According to the company, it designed the experiment to learn more, in a unique microgravity environment, about the bacteria that affect oral and overall health.
The experiment will travel to the orbiting laboratory aboard SpaceX’s twenty-second commercial resupply services mission, contracted by NASA, in the Dragon spacecraft launching no earlier than June 3, 2021, from Kennedy Space Center in Florida.
“Colgate’s purpose is to reimagine a healthier future for all people, their pets, and the planet.
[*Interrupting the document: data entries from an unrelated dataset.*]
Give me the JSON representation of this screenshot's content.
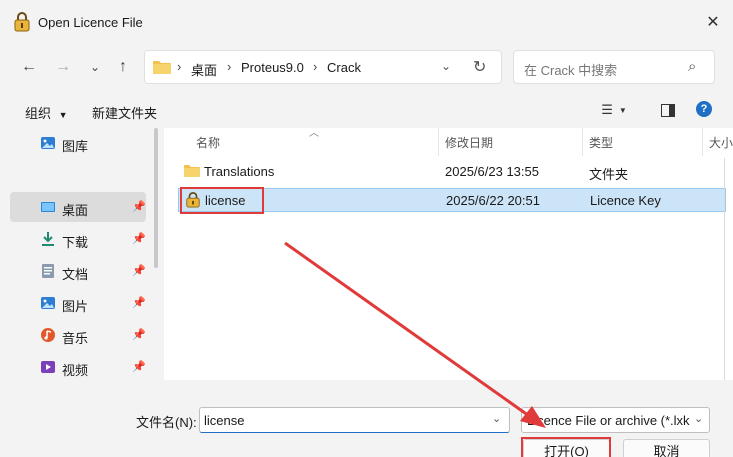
{
  "window": {
    "title": "Open Licence File"
  },
  "nav": {
    "breadcrumbs": [
      "桌面",
      "Proteus9.0",
      "Crack"
    ],
    "search_placeholder": "在 Crack 中搜索"
  },
  "toolbar": {
    "organize": "组织",
    "new_folder": "新建文件夹"
  },
  "sidebar": {
    "items": [
      {
        "label": "图库",
        "icon": "gallery-icon"
      },
      {
        "label": "桌面",
        "icon": "desktop-icon",
        "selected": true
      },
      {
        "label": "下载",
        "icon": "download-icon"
      },
      {
        "label": "文档",
        "icon": "document-icon"
      },
      {
        "label": "图片",
        "icon": "pictures-icon"
      },
      {
        "label": "音乐",
        "icon": "music-icon"
      },
      {
        "label": "视频",
        "icon": "video-icon"
      }
    ]
  },
  "columns": {
    "name": "名称",
    "date": "修改日期",
    "type": "类型",
    "size": "大小"
  },
  "files": [
    {
      "name": "Translations",
      "date": "2025/6/23 13:55",
      "type": "文件夹",
      "icon": "folder-icon"
    },
    {
      "name": "license",
      "date": "2025/6/22 20:51",
      "type": "Licence Key",
      "icon": "license-key-icon",
      "selected": true
    }
  ],
  "bottom": {
    "filename_label": "文件名(N):",
    "filename_value": "license",
    "filter_value": "Licence File or archive (*.lxk",
    "open_button": "打开(O)",
    "cancel_button": "取消"
  },
  "colors": {
    "accent": "#1f6fc4",
    "annotation": "#e03a3a",
    "selection": "#cce4f7"
  }
}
We constantly strive to push the limits of research and development, and now we’re pushing even further, into space,” said Pat Verduin, chief technology officer at Colgate-Palmolive.
“Our unique partnership with ISS National Lab and the University of Nevada-Las Vegas (UNLV) will help us go beyond what’s expected, beyond what’s known, and even beyond our planet to test and accelerate the science of oral health,” Verduin said.
The on-board experiment is designed to learn more about the growth and metabolism of oral biofilms, which take the form of dental plaque in our mouths and can lead to cavities and gum disease.
To conduct the experiment on the ISS, the crew will use microfluidic devices developed by faculty from the College of Engineering at UNLV and Colgate’s microbiologists to simulate bacterial growth on a tooth-like surface.
After more than a month of exposure to microgravity, the devices will be returned to Earth aboard the SpaceX Dragon spacecraft, and Colgate’s scientists will analyze and compare results to matching control experiments conducted on the ground.
“This upcoming SpaceX mission to resupply the space station with critical supplies also includes research that brings value to our nation and enables a robust market in low Earth orbit,” said Dr. Michael Roberts, interim chief scientist, on behalf of the ISS National Lab.
“We welcome Colgate to the space station research community and hope this is the first of many successful investigations launched by the company’s scientists to the unique environment of the orbiting laboratory,” Roberts said.
Colgate expects the results of the mission to benefit more than half of the world’s population in the next five to 10 years as it looks for new ways to create more effective therapies to fight disease, cavities, and anything that threatens oral health, the company said.
This is the first of several research projects in space that Colgate has planned in partnership with the ISS National Lab.
“This is one small step towards advancing oral health, and one giant leap towards furthering Colgate’s research and development centered around smart health solutions,” said Verduin.